The temperatures are sub-freezing here in York, and the trees are mere skeletons of their fuller selves. Yet January is a time of rebirth, renewal, and regeneration in other parts of the world. As we huddle close, enveloped in the cocoons we make from blankets of cloth to keep us warm from the blankets of snow, blossoms are starting to emerge on the trees throughout Israel.
Sadly, in early December, we learned of the devastating forest fire that consumed 5 million trees covering 12,500 acres in the Carmel Mountains near Haifa. While our traveling group did not see – first hand – the damage caused by this fire, its impact was felt heavily throughout the country. While we did not see the smoke, we did see the ashen faces of Israelis in mourning.
Not only did Israel suffer the loss of magnificent, lush green forest, they suffered – as well – the loss of 42 people who were sent into the fire to help transport prisoners out of a facility located within the burn-zone. Our hearts are torn from the tremendous loss of life – both of humanity and of nature.
On January 20 – the 15th of the Hebrew month, Shevat – known in Hebrew as Tu b’Shevat, we will observe one of the four Biblically-ordained New Year celebrations: The birthday of the trees.
Modern references suggest that it is on this date that the first blooms appear, and the flora throughout the Holy Land awakens from its wintery slumber. This is the time of year that religious school students the world over are directed by their teachers to plant saplings or seeds to symbolically connect with the new growth appearing throughout the State of Israel.

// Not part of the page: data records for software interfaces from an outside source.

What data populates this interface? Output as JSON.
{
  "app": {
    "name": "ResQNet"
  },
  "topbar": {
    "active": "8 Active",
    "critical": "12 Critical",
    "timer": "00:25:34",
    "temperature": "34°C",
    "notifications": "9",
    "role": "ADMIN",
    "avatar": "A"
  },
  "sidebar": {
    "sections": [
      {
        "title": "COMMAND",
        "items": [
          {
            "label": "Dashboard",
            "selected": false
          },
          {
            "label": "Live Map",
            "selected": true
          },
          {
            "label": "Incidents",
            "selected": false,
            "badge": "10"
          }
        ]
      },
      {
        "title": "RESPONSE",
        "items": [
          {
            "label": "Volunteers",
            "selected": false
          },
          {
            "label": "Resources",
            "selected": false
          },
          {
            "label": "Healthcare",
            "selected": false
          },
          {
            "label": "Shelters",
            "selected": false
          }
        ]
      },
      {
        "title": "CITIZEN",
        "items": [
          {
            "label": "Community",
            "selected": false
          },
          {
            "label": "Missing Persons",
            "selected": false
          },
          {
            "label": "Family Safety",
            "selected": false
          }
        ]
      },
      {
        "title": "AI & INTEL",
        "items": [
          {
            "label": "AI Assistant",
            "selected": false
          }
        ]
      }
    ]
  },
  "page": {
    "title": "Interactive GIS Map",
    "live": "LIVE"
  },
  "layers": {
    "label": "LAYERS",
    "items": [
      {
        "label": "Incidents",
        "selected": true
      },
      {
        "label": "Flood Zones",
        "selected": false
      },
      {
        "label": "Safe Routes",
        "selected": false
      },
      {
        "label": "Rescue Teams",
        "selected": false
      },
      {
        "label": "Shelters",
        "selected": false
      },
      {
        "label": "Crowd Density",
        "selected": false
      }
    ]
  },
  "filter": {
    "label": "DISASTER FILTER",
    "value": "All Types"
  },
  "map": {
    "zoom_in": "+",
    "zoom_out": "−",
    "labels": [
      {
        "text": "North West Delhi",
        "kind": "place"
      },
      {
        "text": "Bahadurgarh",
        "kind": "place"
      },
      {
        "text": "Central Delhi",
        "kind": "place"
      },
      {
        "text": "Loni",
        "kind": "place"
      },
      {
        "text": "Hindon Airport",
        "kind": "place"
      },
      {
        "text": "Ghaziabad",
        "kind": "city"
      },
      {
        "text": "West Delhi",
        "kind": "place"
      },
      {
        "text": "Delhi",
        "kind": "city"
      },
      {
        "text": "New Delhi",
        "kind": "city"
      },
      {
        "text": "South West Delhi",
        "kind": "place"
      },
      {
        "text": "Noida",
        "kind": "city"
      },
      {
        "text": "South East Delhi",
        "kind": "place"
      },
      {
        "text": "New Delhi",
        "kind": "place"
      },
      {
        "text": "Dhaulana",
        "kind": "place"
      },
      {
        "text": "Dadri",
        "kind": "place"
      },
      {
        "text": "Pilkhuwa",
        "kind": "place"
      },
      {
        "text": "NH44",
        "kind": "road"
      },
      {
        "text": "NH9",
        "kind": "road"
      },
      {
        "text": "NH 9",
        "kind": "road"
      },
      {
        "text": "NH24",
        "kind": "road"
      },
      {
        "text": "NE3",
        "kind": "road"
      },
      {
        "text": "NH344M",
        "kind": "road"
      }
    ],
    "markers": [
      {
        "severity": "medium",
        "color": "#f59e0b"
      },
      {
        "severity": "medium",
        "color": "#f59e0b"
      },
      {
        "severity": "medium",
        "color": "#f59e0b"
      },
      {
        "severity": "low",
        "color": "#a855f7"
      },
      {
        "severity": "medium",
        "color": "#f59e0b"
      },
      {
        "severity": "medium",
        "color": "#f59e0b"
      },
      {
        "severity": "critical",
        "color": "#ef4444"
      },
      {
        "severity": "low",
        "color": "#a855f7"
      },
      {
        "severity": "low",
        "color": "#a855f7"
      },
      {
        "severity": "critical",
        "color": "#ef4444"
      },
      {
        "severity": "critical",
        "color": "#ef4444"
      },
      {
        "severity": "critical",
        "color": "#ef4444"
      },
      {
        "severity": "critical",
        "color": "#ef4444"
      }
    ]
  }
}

Yet there are 5 million trees that will yield no bud, and produce no fruit. The Jewish National Fund has stated that aside from work necessary to ensure that the region remains safe, they will not work this site for a full year, allowing the cycle of nature to take its course, and to let the winds, animals, and sunshine work the land without human interference. It is the hope of JNF that at this season next year, the land will have sufficiently turned, allowing for a complete renewal and a great rebirth of the Carmel Mountains.
When our group arrived in Israel, our first stop was a quick one. Without tremendous fanfare we descended from our bus in a quiet patch of hose-watered desert – and we planted trees where none had been before. One by one, these new saplings will take root, and the Country will continue to grow. Something really can come from nothing. Next year, 5 million saplings will need to be planted where established trees once stood. With our loving support for the Land of Israel, her forests and spirits will rise again.
Rabbi Jeffrey R. Astrachan